The performances of Mr. Elba and of Naomie Harris — who plays his wife Winnie, a volatile firebrand whose simmering anger can erupt at any moment — give a crucial human dimension to this streamlined, panoramic, would-be epic. The Mandelas are the only significant roles in a movie in which everyone else, including white South African leaders, is a bit player.
“Long Walk to Freedom” sustains the measured, inspirational tone of a grand, historical pageant. Events that are worth films of their own are compressed into a sweeping, generalized history. Gripping, dynamically choreographed scenes of street violence are harrowing but short, as the story hurtles forward at breakneck speed.
If the lack of specifics about politics is frustrating, how could it be otherwise? Mr. Mandela’s biography and South African history are so rich and inextricably linked that it is impossible to reduce it to a nearly two-and-a-half-hour movie without it feeling rushed and incomplete. “Winnie Mandela,” Darrell J. Roodt’s recent much inferior film, in which Mr. Mandela made only brief appearances, had the same problem.
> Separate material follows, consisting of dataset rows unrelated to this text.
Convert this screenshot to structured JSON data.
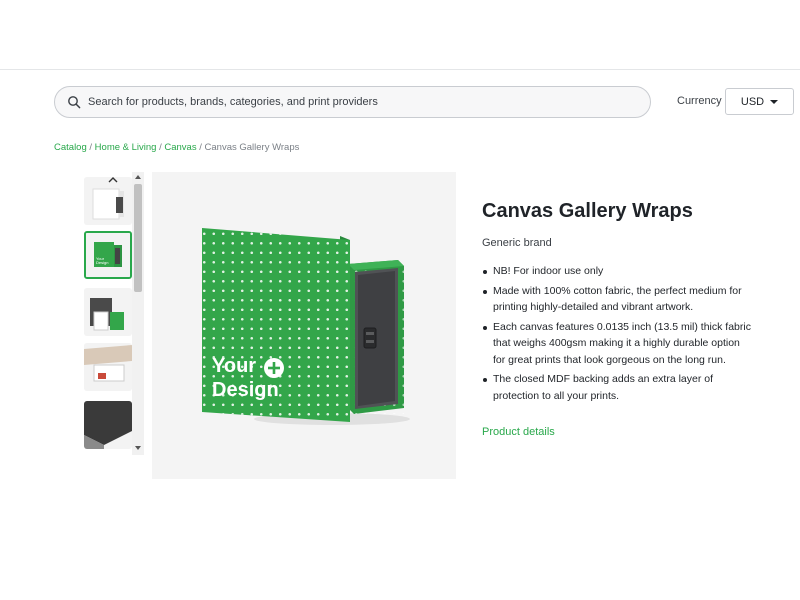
{
  "search": {
    "placeholder": "Search for products, brands, categories, and print providers"
  },
  "currency": {
    "label": "Currency",
    "selected": "USD"
  },
  "breadcrumb": {
    "items": [
      "Catalog",
      "Home & Living",
      "Canvas"
    ],
    "current": "Canvas Gallery Wraps",
    "separator": "/"
  },
  "product": {
    "title": "Canvas Gallery Wraps",
    "brand": "Generic brand",
    "features": [
      "NB! For indoor use only",
      "Made with 100% cotton fabric, the perfect medium for printing highly-detailed and vibrant artwork.",
      "Each canvas features 0.0135 inch (13.5 mil) thick fabric that weighs 400gsm making it a highly durable option for great prints that look gorgeous on the long run.",
      "The closed MDF backing adds an extra layer of protection to all your prints."
    ],
    "details_link": "Product details"
  },
  "main_image": {
    "line1": "Your",
    "line2": "Design",
    "icon": "plus-circle-icon"
  },
  "colors": {
    "accent": "#29a84b",
    "product_green": "#33a64a"
  }
}
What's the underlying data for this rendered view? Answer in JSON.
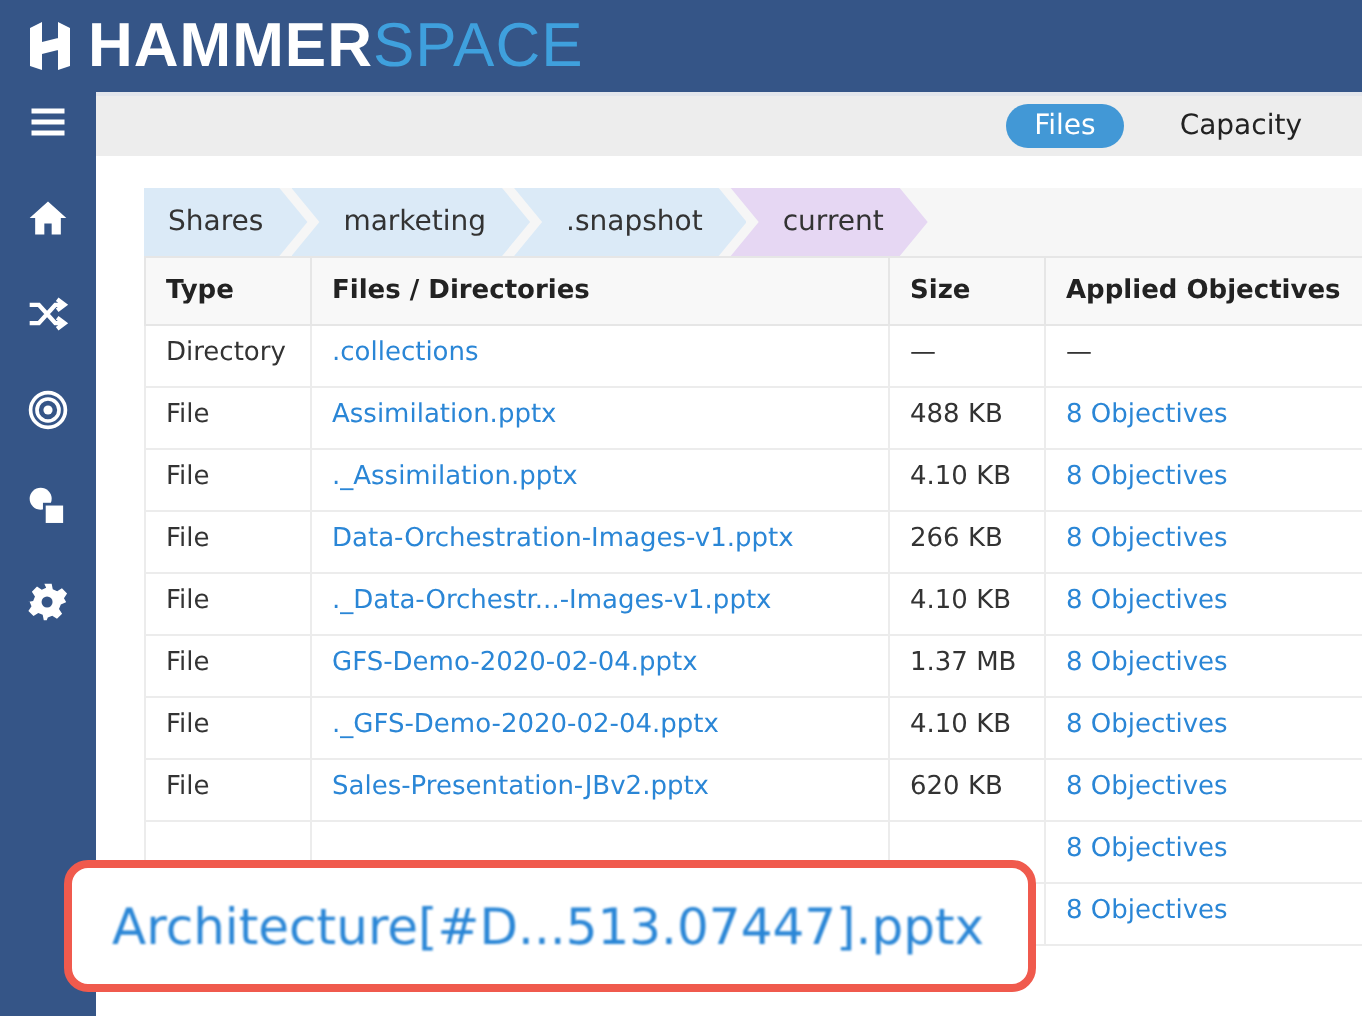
{
  "logo": {
    "bold": "HAMMER",
    "light": "SPACE"
  },
  "sidebar": {
    "items": [
      {
        "kind": "menu"
      },
      {
        "kind": "home"
      },
      {
        "kind": "shuffle"
      },
      {
        "kind": "target"
      },
      {
        "kind": "shapes"
      },
      {
        "kind": "settings"
      }
    ]
  },
  "tabs": [
    {
      "label": "Files",
      "selected": true
    },
    {
      "label": "Capacity",
      "selected": false
    }
  ],
  "breadcrumb": [
    {
      "label": "Shares",
      "selected": false
    },
    {
      "label": "marketing",
      "selected": false
    },
    {
      "label": ".snapshot",
      "selected": false
    },
    {
      "label": "current",
      "selected": true
    }
  ],
  "table": {
    "columns": [
      "Type",
      "Files / Directories",
      "Size",
      "Applied Objectives"
    ],
    "rows": [
      {
        "type": "Directory",
        "name": ".collections",
        "size": "—",
        "objectives": "—",
        "objectives_link": false
      },
      {
        "type": "File",
        "name": "Assimilation.pptx",
        "size": "488 KB",
        "objectives": "8 Objectives",
        "objectives_link": true
      },
      {
        "type": "File",
        "name": "._Assimilation.pptx",
        "size": "4.10 KB",
        "objectives": "8 Objectives",
        "objectives_link": true
      },
      {
        "type": "File",
        "name": "Data-Orchestration-Images-v1.pptx",
        "size": "266 KB",
        "objectives": "8 Objectives",
        "objectives_link": true
      },
      {
        "type": "File",
        "name": "._Data-Orchestr...-Images-v1.pptx",
        "size": "4.10 KB",
        "objectives": "8 Objectives",
        "objectives_link": true
      },
      {
        "type": "File",
        "name": "GFS-Demo-2020-02-04.pptx",
        "size": "1.37 MB",
        "objectives": "8 Objectives",
        "objectives_link": true
      },
      {
        "type": "File",
        "name": "._GFS-Demo-2020-02-04.pptx",
        "size": "4.10 KB",
        "objectives": "8 Objectives",
        "objectives_link": true
      },
      {
        "type": "File",
        "name": "Sales-Presentation-JBv2.pptx",
        "size": "620 KB",
        "objectives": "8 Objectives",
        "objectives_link": true
      },
      {
        "objectives": "8 Objectives",
        "objectives_link": true
      },
      {
        "objectives": "8 Objectives",
        "objectives_link": true
      }
    ]
  },
  "callout": {
    "text": "Architecture[#D...513.07447].pptx"
  }
}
Still, to their credit, Mr. Chadwick (“The Other Boleyn Girl”) and the screenwriter, William Nicholson, who adapted the script from Mr. Mandela’s autobiography, have created a movie with the flow and grandeur of a traditional Hollywood biopic. “Long Walk to Freedom” barely glosses Mr. Mandela’s youth. We meet him as a teenager in his Xhosa village completing a ritual initiation into manhood.
Minutes later, he is a dashing hot-shot defense lawyer and amateur boxer, whose first wife, Evelyn, leaves him because of his womanizing. He meets his match in Winnie, and they are immediately aware of themselves as a power couple bound together in a common struggle for racial equality.
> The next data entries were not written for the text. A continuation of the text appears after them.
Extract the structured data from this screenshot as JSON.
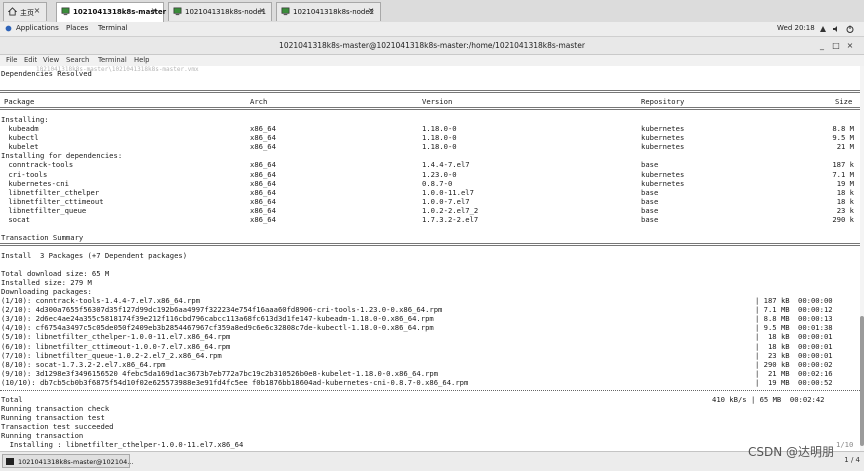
{
  "tabs": [
    {
      "label": "主页",
      "icon": "home-icon"
    },
    {
      "label": "1021041318k8s-master",
      "icon": "vm-icon"
    },
    {
      "label": "1021041318k8s-node1",
      "icon": "vm-icon"
    },
    {
      "label": "1021041318k8s-node2",
      "icon": "vm-icon"
    }
  ],
  "gnome": {
    "applications": "Applications",
    "places": "Places",
    "terminal": "Terminal",
    "clock": "Wed 20:18"
  },
  "window": {
    "title": "1021041318k8s-master@1021041318k8s-master:/home/1021041318k8s-master"
  },
  "menu": {
    "file": "File",
    "edit": "Edit",
    "view": "View",
    "search": "Search",
    "terminal": "Terminal",
    "help": "Help",
    "ghost_path": "1021041318k8s-master\\1021041318k8s-master.vmx"
  },
  "terminal": {
    "deps_resolved": "Dependencies Resolved",
    "headers": {
      "package": "Package",
      "arch": "Arch",
      "version": "Version",
      "repository": "Repository",
      "size": "Size"
    },
    "installing_label": "Installing:",
    "installing": [
      {
        "package": " kubeadm",
        "arch": "x86_64",
        "version": "1.18.0-0",
        "repository": "kubernetes",
        "size": "8.8 M"
      },
      {
        "package": " kubectl",
        "arch": "x86_64",
        "version": "1.18.0-0",
        "repository": "kubernetes",
        "size": "9.5 M"
      },
      {
        "package": " kubelet",
        "arch": "x86_64",
        "version": "1.18.0-0",
        "repository": "kubernetes",
        "size": "21 M"
      }
    ],
    "deps_label": "Installing for dependencies:",
    "deps": [
      {
        "package": " conntrack-tools",
        "arch": "x86_64",
        "version": "1.4.4-7.el7",
        "repository": "base",
        "size": "187 k"
      },
      {
        "package": " cri-tools",
        "arch": "x86_64",
        "version": "1.23.0-0",
        "repository": "kubernetes",
        "size": "7.1 M"
      },
      {
        "package": " kubernetes-cni",
        "arch": "x86_64",
        "version": "0.8.7-0",
        "repository": "kubernetes",
        "size": "19 M"
      },
      {
        "package": " libnetfilter_cthelper",
        "arch": "x86_64",
        "version": "1.0.0-11.el7",
        "repository": "base",
        "size": "18 k"
      },
      {
        "package": " libnetfilter_cttimeout",
        "arch": "x86_64",
        "version": "1.0.0-7.el7",
        "repository": "base",
        "size": "18 k"
      },
      {
        "package": " libnetfilter_queue",
        "arch": "x86_64",
        "version": "1.0.2-2.el7_2",
        "repository": "base",
        "size": "23 k"
      },
      {
        "package": " socat",
        "arch": "x86_64",
        "version": "1.7.3.2-2.el7",
        "repository": "base",
        "size": "290 k"
      }
    ],
    "summary_title": "Transaction Summary",
    "install_line": "Install  3 Packages (+7 Dependent packages)",
    "total_download": "Total download size: 65 M",
    "installed_size": "Installed size: 279 M",
    "downloading": "Downloading packages:",
    "downloads": [
      {
        "name": "(1/10): conntrack-tools-1.4.4-7.el7.x86_64.rpm",
        "size": "| 187 kB",
        "time": "00:00:00"
      },
      {
        "name": "(2/10): 4d300a7655f56307d35f127d99dc192b6aa4997f322234e754f16aaa60fd8906-cri-tools-1.23.0-0.x86_64.rpm",
        "size": "| 7.1 MB",
        "time": "00:00:12"
      },
      {
        "name": "(3/10): 2d6ec4ae24a355c5818174f39e212f116cbd796cabcc113a68fc613d3d1fe147-kubeadm-1.18.0-0.x86_64.rpm",
        "size": "| 8.8 MB",
        "time": "00:00:13"
      },
      {
        "name": "(4/10): cf6754a3497c5c05de050f2409eb3b2854467967cf359a8ed9c6e6c32808c7de-kubectl-1.18.0-0.x86_64.rpm",
        "size": "| 9.5 MB",
        "time": "00:01:38"
      },
      {
        "name": "(5/10): libnetfilter_cthelper-1.0.0-11.el7.x86_64.rpm",
        "size": "|  18 kB",
        "time": "00:00:01"
      },
      {
        "name": "(6/10): libnetfilter_cttimeout-1.0.0-7.el7.x86_64.rpm",
        "size": "|  18 kB",
        "time": "00:00:01"
      },
      {
        "name": "(7/10): libnetfilter_queue-1.0.2-2.el7_2.x86_64.rpm",
        "size": "|  23 kB",
        "time": "00:00:01"
      },
      {
        "name": "(8/10): socat-1.7.3.2-2.el7.x86_64.rpm",
        "size": "| 290 kB",
        "time": "00:00:02"
      },
      {
        "name": "(9/10): 3d1298e3f3496156520 4febc5da169d1ac3673b7eb772a7bc19c2b310526b0e8-kubelet-1.18.0-0.x86_64.rpm",
        "size": "|  21 MB",
        "time": "00:02:16"
      },
      {
        "name": "(10/10): db7cb5cb0b3f6875f54d10f02e625573988e3e91fd4fc5ee f0b1876bb18604ad-kubernetes-cni-0.8.7-0.x86_64.rpm",
        "size": "|  19 MB",
        "time": "00:00:52"
      }
    ],
    "total_label": "Total",
    "total_rate": "410 kB/s | 65 MB  00:02:42",
    "tail": [
      "Running transaction check",
      "Running transaction test",
      "Transaction test succeeded",
      "Running transaction"
    ],
    "installing_progress": "  Installing : libnetfilter_cthelper-1.0.0-11.el7.x86_64",
    "progress_count": "1/10"
  },
  "taskbar": {
    "item": "1021041318k8s-master@102104...",
    "pager": "1 / 4"
  },
  "watermark": "CSDN @达明朋"
}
Mr. Mandela’s dalliance with violence leads to his arrest and sentence of life imprisonment on Robben Island, where he breaks rocks in a quarry. The movie speeds through his prison years, taking just enough time to show the diabolical ways that punishment is meted out and small privileges extended. When he and his fellow African National Congress leaders arrive there, they are obliged to wear shorts. He wages a successful campaign for the prisoners to be given long pants, a symbolic but small victory. That’s how the movie picks and chooses its humanizing moments, and there are enough to keep its tone from seeming stuffily reverent.
“Long Walk to Freedom” warms up once Mr. Mandela is released from prison, warily reunites with Winnie and negotiates an end to apartheid with the white power structure. The compelling scenes of the Mandelas, no longer youthful, bitterly disagreeing over policy and separating, are so powerfully acted that every accusatory glance exchanged by the couple conveys accumulated years of struggle and sacrifice. Intransigently radical, Winnie Mandela endorsed retaliation against black South Africans who collaborated with the apartheid regime. One scene shows a young man about to be burned alive. During this final third, the film comes the closest to shedding its lofty airs.
Mr. Elba’s towering performance lends “Long Walk to Freedom” a Shakespearean breadth. His Mandela is an intensely emotional man whose body quakes in moments of sorrow and whose face is stricken with a bone-deep anguish. The carefully chosen words in his eloquent declarations of principle, spoken with gravity and deliberation, are deeply stirring.
“Mandela: Long Walk to Freedom” is rated PG-13 (Parents strongly cautioned) for scenes of intense violence, sexual content and strong language.